Released during a time when Hollywood was transitioning from the director-driven climate of the ‘70s to yuppy corporate governance, Ishtar became a victim of studio politics, from inside and out, as critics flocked to declare it ‘one the worst movies of the year’, then ‘one of the worst movies ever made.’ Although co-star Isabelle Adjani is sorely underused, looking at the film today, these reviews are pretty baffling, and proof that, in Hollywood, films that went vastly over budget were only a serious problem if women directed them. The reception may also have been milder had it starred comedy actors, rather than showing two of the world’s most famous leading men as vulnerable cartoons of egotism.
4. Mishima: A Life in Four Chapters (1985)
Paul Schrader’s hallucinatory biopic of Japanese author and activist Yukio Mishima is one of the decade’s most ravishingly stylized films, a polyphonic essay, vacillating between docudrama and hyperrealism, whilst keeping its controversial subject at a respectfully ambiguous distance.
The film begins as an account of the events leading up to Mishima’s death by seppuku in 1970, interspersed with episodes from his childhood, rendered elegantly in monochrome, and vignettes from several of his novels. Showcasing fantastical designs by Eiko Ishioka, these interludes serve as an interior world of psychosexual phantasy, their impressionistic high-artifice contrasting with the handheld grittiness of the outer world, where Mishima attempts an unsuccessful coup against the Japanese government. Given Schrader’s sharply indecisive use of form, the suicide is a fittingly destructive end.
Made little more than a decade after his death, the film was condemned in Japan, where Mishima’s ultraconservatism made him a ‘non-subject’. But with no big-name stars, and in subtitled Japanese, it was far from commercially viable for Hollywood, and its lack of box office was hardly surprising. That it was made at all is remarkable.
5. One from the Heart (1981)
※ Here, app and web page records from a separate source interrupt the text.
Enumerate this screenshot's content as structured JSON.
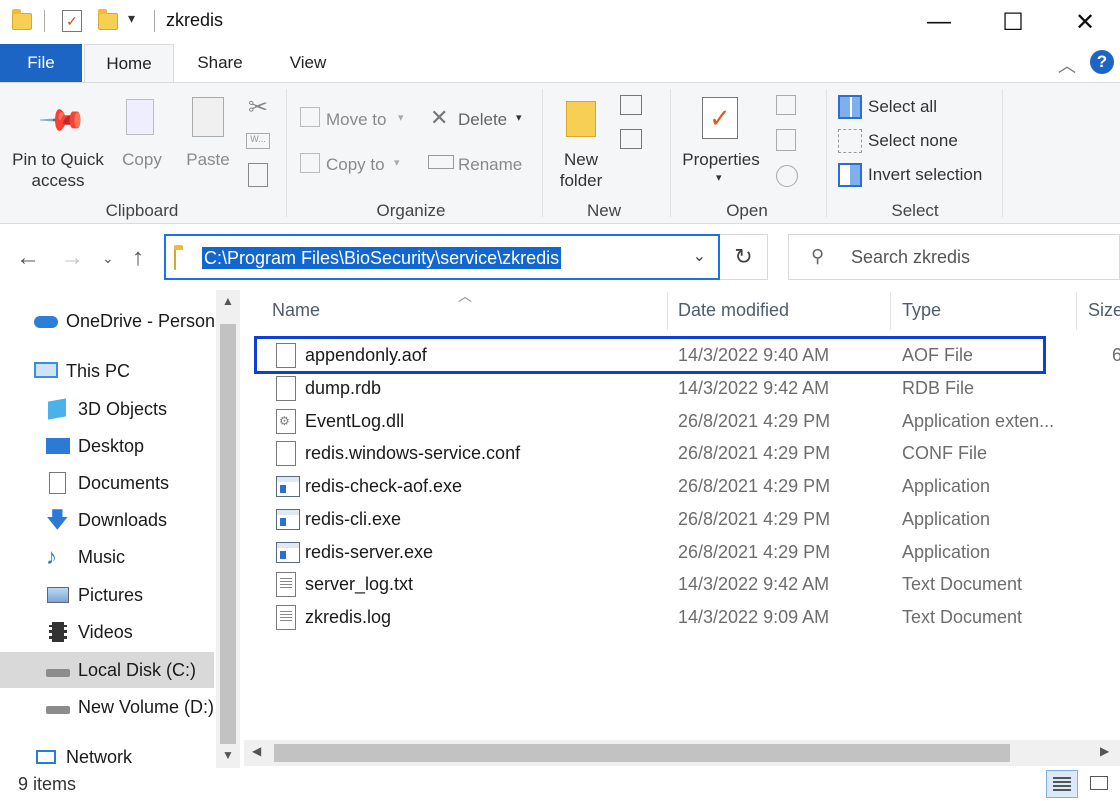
{
  "window": {
    "title": "zkredis",
    "controls": {
      "minimize": "—",
      "maximize": "☐",
      "close": "✕"
    }
  },
  "ribbon": {
    "tabs": [
      "File",
      "Home",
      "Share",
      "View"
    ],
    "clipboard": {
      "pin_label": "Pin to Quick access",
      "copy_label": "Copy",
      "paste_label": "Paste",
      "group_label": "Clipboard"
    },
    "organize": {
      "move_to": "Move to",
      "copy_to": "Copy to",
      "delete": "Delete",
      "rename": "Rename",
      "group_label": "Organize"
    },
    "new": {
      "new_folder": "New folder",
      "group_label": "New"
    },
    "open": {
      "properties": "Properties",
      "group_label": "Open"
    },
    "select": {
      "select_all": "Select all",
      "select_none": "Select none",
      "invert_selection": "Invert selection",
      "group_label": "Select"
    }
  },
  "address": {
    "path": "C:\\Program Files\\BioSecurity\\service\\zkredis",
    "search_placeholder": "Search zkredis"
  },
  "nav_pane": {
    "items": [
      {
        "label": "OneDrive - Person",
        "icon": "cloud-icon"
      },
      {
        "label": "This PC",
        "icon": "computer-icon"
      },
      {
        "label": "3D Objects",
        "icon": "cube-icon"
      },
      {
        "label": "Desktop",
        "icon": "desktop-icon"
      },
      {
        "label": "Documents",
        "icon": "document-icon"
      },
      {
        "label": "Downloads",
        "icon": "download-icon"
      },
      {
        "label": "Music",
        "icon": "music-icon"
      },
      {
        "label": "Pictures",
        "icon": "picture-icon"
      },
      {
        "label": "Videos",
        "icon": "video-icon"
      },
      {
        "label": "Local Disk (C:)",
        "icon": "drive-icon"
      },
      {
        "label": "New Volume (D:)",
        "icon": "drive-icon"
      },
      {
        "label": "Network",
        "icon": "network-icon"
      }
    ],
    "selected": "Local Disk (C:)"
  },
  "file_list": {
    "columns": [
      "Name",
      "Date modified",
      "Type",
      "Size"
    ],
    "rows": [
      {
        "name": "appendonly.aof",
        "date": "14/3/2022 9:40 AM",
        "type": "AOF File",
        "icon": "file-icon",
        "size_partial": "6"
      },
      {
        "name": "dump.rdb",
        "date": "14/3/2022 9:42 AM",
        "type": "RDB File",
        "icon": "file-icon"
      },
      {
        "name": "EventLog.dll",
        "date": "26/8/2021 4:29 PM",
        "type": "Application exten...",
        "icon": "dll-icon"
      },
      {
        "name": "redis.windows-service.conf",
        "date": "26/8/2021 4:29 PM",
        "type": "CONF File",
        "icon": "file-icon"
      },
      {
        "name": "redis-check-aof.exe",
        "date": "26/8/2021 4:29 PM",
        "type": "Application",
        "icon": "exe-icon"
      },
      {
        "name": "redis-cli.exe",
        "date": "26/8/2021 4:29 PM",
        "type": "Application",
        "icon": "exe-icon"
      },
      {
        "name": "redis-server.exe",
        "date": "26/8/2021 4:29 PM",
        "type": "Application",
        "icon": "exe-shield-icon"
      },
      {
        "name": "server_log.txt",
        "date": "14/3/2022 9:42 AM",
        "type": "Text Document",
        "icon": "text-file-icon"
      },
      {
        "name": "zkredis.log",
        "date": "14/3/2022 9:09 AM",
        "type": "Text Document",
        "icon": "text-file-icon"
      }
    ]
  },
  "status": {
    "item_count": "9 items"
  },
  "colors": {
    "accent": "#1c65c4",
    "highlight_box": "#0f3fd3",
    "address_selection": "#1167cf"
  }
}
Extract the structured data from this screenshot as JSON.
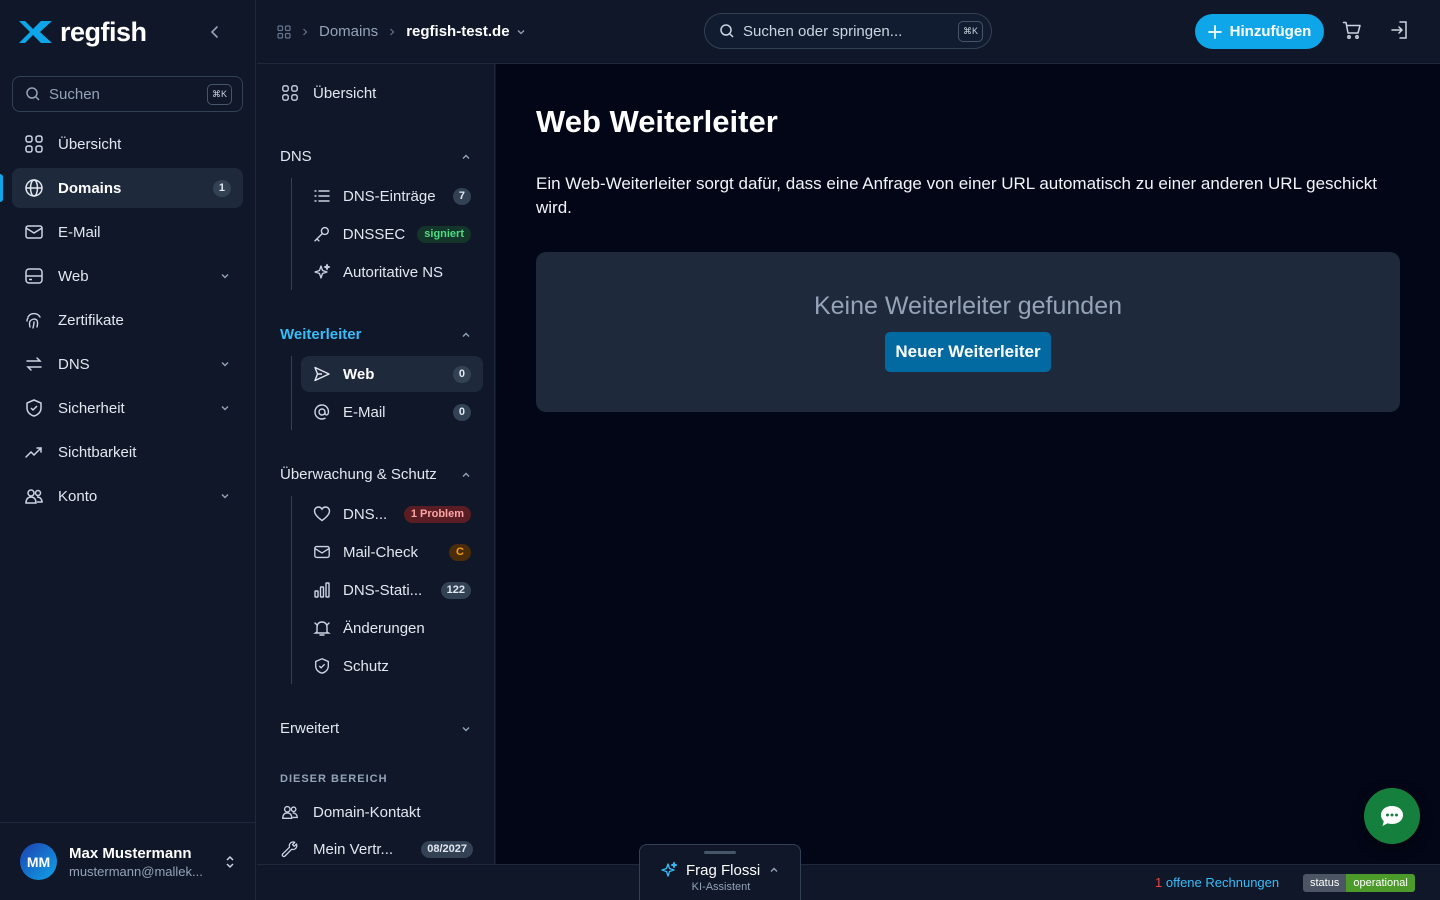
{
  "app": {
    "logo_text": "regfish"
  },
  "sidebar": {
    "search_label": "Suchen",
    "search_kbd": "⌘K",
    "items": [
      {
        "label": "Übersicht",
        "icon": "grid-icon"
      },
      {
        "label": "Domains",
        "icon": "globe-icon",
        "count": "1",
        "active": true
      },
      {
        "label": "E-Mail",
        "icon": "mail-icon"
      },
      {
        "label": "Web",
        "icon": "server-icon",
        "expandable": true
      },
      {
        "label": "Zertifikate",
        "icon": "fingerprint-icon"
      },
      {
        "label": "DNS",
        "icon": "arrows-icon",
        "expandable": true
      },
      {
        "label": "Sicherheit",
        "icon": "shield-icon",
        "expandable": true
      },
      {
        "label": "Sichtbarkeit",
        "icon": "trend-icon"
      },
      {
        "label": "Konto",
        "icon": "users-icon",
        "expandable": true
      }
    ],
    "user": {
      "initials": "MM",
      "name": "Max Mustermann",
      "email": "mustermann@mallek..."
    }
  },
  "topbar": {
    "breadcrumb": {
      "section": "Domains",
      "current": "regfish-test.de"
    },
    "search_placeholder": "Suchen oder springen...",
    "search_kbd": "⌘K",
    "add_label": "Hinzufügen"
  },
  "subnav": {
    "overview": "Übersicht",
    "dns": {
      "title": "DNS",
      "items": [
        {
          "label": "DNS-Einträge",
          "badge": "7"
        },
        {
          "label": "DNSSEC",
          "badge": "signiert"
        },
        {
          "label": "Autoritative NS"
        }
      ]
    },
    "forwarders": {
      "title": "Weiterleiter",
      "items": [
        {
          "label": "Web",
          "badge": "0",
          "active": true
        },
        {
          "label": "E-Mail",
          "badge": "0"
        }
      ]
    },
    "monitoring": {
      "title": "Überwachung & Schutz",
      "items": [
        {
          "label": "DNS...",
          "badge": "1 Problem"
        },
        {
          "label": "Mail-Check",
          "badge": "C"
        },
        {
          "label": "DNS-Stati...",
          "badge": "122"
        },
        {
          "label": "Änderungen"
        },
        {
          "label": "Schutz"
        }
      ]
    },
    "advanced": {
      "title": "Erweitert"
    },
    "this_area": {
      "caption": "DIESER BEREICH",
      "items": [
        {
          "label": "Domain-Kontakt"
        },
        {
          "label": "Mein Vertr...",
          "badge": "08/2027"
        }
      ]
    }
  },
  "main": {
    "title": "Web Weiterleiter",
    "description": "Ein Web-Weiterleiter sorgt dafür, dass eine Anfrage von einer URL automatisch zu einer anderen URL geschickt wird.",
    "empty_title": "Keine Weiterleiter gefunden",
    "empty_button": "Neuer Weiterleiter"
  },
  "bottombar": {
    "invoices_count": "1",
    "invoices_label": "offene Rechnungen",
    "status_key": "status",
    "status_value": "operational",
    "assistant_title": "Frag Flossi",
    "assistant_sub": "KI-Assistent"
  },
  "colors": {
    "accent": "#0ea5e9",
    "background": "#0f1729",
    "main_bg": "#020617",
    "success": "#15803d"
  }
}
Having had perhaps the most artistically successful decade of any director in Hollywood history, Francis Ford Coppola made an inauspicious start to the ‘80s with this ill-timed attempt to revitalize the musical. Terri Garr and Frederic Forrest play an unglamorously normal couple in an ultra-stylized, twilight world. Fed up with each other, they have separate experiences in the company of exotic Raul Julia and gamine Nastassja Kinski, before ending up back where they seemingly belong in each other’s arms.
Aided by an eclectic score from Tom Waits and Crystal Gale, Coppola chose to build the Las Vegas setting entirely in the studio, fashioning a realm of adult make-believe with the same willful skill as Powell & Pressburger or Jean Renoir. The result is a dazzling return to the aesthetic of the Dream Factory.
Sadly, audiences during Reagan’s Recession had different escapist tastes to those of the Great Depression, and the film was ignored, plunging Coppola into financial difficulty for years to come. Despite this failure, its brash rejection of realism helped spearhead the cinéma du look movement in France.